Proofing press upstairs

My new Kor­rex proof­ing press weighs 460 kilos (approx 600 lbs). Get­ting it from the street to the work­shop on the third floor was an adven­ture which, unfor­tu­nately, remains undoc­u­mented. Once upstairs, how­ever, our lit­tle Flip video cam­era was at hand to record four grown men and one press in var­i­ous stages of decon­struc­tion. The movie is very much in beta. A proper ver­sion will be made once we can actu­ally pull proofs on the press.
korrex_web

10 comments

  1. It was with a mix­ture of con­cern and amuse­ment I watched the video — I can­not begin to imag­ine how you got it to the third floor!

  2. It’s called elbow grease.
    Actu­ally we took the ink unit off the machine by mov­ing it over to a book shelf on wheels that we had padded to reach the height of the press bed. That took about 100kg off the weight. Then we tilted the press upright and slipped it onto a lit­tle board with wheels that we had duct-taped together. This con­trap­tion was pushed into the lift (ele­va­tor) and brought to the third floor. There the process was reversed, as can be seen in the video. With­out the lift we would have been in seri­ous trou­ble. If the lift had been big­ger, we could have left the press in the hor­i­zon­tal position.

  3. Jonathan Doney

    Right! I’m com­ing over in the sum­mer and you and me can print for a few days. Fancy that?

  4. will powers

    You are either luck­ier than I, Eric, or more skilled. I once with two pals moved a Van­der­cook of the same size. We had no lift in the build­ing, so we had the bed off the base, and were rop­ing it down a stair­well. It got away from us and destroyed a wall upon land­ing. None of us was hurt, though. The press was fine.

    have fun with this.

    will

  5. Reminds me of when Chris Stern and Byron Scott first moved a big let­ter­press into the old house in Seat­tle where Chris was liv­ing at the time. I some­how con­trived to be some­where else that day. They only had to get the press into the house on the ground floor, but the front porch had three wooden steps; as Chris put it, one guy with a bad back and one 70-year-old man got a one-ton press up onto the porch and rolled it into the liv­ing room. They did it with patience, levers, and shims; it took them all day.

    Chris dubbed his imprint Grey Spi­der Press, because of a small arach­nid who was along for the ride up those steps.

    John

  6. will powers

    the old house”

    one-ton press”

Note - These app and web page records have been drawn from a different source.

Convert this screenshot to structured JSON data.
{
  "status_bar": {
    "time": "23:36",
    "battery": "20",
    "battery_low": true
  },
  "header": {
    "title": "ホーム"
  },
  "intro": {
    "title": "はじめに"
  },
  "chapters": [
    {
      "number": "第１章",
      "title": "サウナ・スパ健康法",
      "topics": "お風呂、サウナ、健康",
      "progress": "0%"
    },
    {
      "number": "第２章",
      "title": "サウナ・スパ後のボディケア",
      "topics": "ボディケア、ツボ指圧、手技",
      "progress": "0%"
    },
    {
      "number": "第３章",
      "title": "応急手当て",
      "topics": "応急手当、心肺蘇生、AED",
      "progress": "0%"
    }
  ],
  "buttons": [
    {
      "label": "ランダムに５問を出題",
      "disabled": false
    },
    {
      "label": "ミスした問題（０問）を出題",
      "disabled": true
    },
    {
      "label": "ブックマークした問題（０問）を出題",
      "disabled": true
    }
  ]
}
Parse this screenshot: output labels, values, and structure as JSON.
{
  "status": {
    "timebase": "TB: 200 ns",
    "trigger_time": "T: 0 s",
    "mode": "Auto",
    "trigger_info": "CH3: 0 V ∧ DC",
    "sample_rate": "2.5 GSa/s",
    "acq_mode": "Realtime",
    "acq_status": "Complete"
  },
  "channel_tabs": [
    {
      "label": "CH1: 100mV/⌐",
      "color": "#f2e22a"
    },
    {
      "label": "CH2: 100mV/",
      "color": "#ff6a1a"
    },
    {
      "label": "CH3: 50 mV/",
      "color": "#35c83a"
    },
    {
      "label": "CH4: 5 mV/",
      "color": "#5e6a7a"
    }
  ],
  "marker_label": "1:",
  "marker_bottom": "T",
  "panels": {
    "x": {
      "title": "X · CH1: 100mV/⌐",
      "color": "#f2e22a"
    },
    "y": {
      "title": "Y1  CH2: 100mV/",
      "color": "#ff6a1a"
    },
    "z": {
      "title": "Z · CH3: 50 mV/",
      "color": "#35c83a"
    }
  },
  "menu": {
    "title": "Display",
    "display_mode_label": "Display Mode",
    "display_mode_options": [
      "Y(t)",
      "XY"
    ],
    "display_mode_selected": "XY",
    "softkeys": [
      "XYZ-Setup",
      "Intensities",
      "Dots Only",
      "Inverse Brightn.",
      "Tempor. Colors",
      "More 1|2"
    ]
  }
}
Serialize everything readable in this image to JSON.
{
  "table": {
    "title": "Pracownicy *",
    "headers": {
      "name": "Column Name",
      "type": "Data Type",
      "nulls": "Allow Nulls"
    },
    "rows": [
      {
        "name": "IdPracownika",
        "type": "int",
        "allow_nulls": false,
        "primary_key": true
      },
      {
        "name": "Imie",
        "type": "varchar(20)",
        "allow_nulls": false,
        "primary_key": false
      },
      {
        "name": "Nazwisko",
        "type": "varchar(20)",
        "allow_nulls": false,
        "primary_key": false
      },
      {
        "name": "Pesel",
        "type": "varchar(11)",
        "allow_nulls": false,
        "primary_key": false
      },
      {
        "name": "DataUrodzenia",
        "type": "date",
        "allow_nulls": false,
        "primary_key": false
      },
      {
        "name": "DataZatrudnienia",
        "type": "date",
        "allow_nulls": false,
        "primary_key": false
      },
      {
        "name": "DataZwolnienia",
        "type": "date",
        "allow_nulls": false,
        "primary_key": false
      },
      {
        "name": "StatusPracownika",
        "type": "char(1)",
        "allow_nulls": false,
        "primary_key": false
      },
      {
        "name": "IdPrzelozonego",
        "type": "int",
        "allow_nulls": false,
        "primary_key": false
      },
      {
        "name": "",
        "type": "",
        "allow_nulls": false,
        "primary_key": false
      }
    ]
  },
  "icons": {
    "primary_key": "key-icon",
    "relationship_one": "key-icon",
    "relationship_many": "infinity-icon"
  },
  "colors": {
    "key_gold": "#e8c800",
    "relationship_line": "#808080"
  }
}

    Those terms com­bined in one tale already make me very ner­vous. How did the joists han­dle the load, John? I have my own sad tale on this theme.

    will

Leave a Reply

Your email address will not be published. Required fields are marked *